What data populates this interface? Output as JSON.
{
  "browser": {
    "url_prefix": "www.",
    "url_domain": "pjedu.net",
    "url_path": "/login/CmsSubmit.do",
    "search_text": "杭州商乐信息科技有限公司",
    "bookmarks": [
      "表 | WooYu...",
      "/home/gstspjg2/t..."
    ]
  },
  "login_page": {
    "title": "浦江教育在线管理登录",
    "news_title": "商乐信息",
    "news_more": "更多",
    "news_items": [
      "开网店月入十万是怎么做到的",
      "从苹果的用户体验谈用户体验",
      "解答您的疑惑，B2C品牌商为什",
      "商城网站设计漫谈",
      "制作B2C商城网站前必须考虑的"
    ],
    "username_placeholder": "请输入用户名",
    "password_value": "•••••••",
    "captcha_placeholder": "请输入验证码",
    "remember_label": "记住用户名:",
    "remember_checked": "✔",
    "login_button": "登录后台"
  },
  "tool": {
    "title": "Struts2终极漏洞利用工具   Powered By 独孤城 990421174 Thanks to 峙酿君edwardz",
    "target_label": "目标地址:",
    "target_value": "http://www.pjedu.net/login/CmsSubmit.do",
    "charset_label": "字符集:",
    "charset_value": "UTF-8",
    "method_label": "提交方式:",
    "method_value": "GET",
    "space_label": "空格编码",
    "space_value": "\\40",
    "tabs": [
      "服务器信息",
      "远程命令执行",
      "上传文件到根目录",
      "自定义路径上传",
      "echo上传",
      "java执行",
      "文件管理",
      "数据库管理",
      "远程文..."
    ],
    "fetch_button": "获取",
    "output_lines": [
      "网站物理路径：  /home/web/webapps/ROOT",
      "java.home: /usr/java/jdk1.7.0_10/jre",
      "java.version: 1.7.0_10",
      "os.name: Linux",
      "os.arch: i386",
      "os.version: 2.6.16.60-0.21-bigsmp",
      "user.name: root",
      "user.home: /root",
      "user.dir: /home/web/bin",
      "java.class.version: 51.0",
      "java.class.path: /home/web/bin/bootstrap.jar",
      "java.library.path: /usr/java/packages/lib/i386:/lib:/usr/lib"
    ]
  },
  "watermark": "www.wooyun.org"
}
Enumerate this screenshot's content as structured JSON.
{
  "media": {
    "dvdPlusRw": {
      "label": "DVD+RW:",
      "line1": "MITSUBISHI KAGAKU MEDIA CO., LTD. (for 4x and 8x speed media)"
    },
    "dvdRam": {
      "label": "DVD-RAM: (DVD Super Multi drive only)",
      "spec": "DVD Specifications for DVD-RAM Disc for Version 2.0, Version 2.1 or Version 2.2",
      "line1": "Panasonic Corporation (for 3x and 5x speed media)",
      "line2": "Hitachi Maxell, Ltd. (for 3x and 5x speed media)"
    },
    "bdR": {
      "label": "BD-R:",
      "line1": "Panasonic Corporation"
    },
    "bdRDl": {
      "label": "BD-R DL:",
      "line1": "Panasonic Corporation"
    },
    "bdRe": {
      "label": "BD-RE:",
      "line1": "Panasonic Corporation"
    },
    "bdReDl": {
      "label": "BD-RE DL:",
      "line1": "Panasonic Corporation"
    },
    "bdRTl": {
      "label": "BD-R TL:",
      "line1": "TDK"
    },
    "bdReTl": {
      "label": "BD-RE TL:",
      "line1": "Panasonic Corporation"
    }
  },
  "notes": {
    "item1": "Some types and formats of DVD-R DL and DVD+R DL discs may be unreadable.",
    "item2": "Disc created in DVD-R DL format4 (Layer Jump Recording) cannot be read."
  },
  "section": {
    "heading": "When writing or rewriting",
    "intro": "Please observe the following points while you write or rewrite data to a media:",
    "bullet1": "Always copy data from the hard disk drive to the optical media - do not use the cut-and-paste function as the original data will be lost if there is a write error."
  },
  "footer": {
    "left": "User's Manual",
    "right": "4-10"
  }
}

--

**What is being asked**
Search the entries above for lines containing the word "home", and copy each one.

**Completed task**
      "/home/gstspjg2/t..."
      "网站物理路径：  /home/web/webapps/ROOT",
      "java.home: /usr/java/jdk1.7.0_10/jre",
      "user.home: /root",
      "user.dir: /home/web/bin",
      "java.class.path: /home/web/bin/bootstrap.jar",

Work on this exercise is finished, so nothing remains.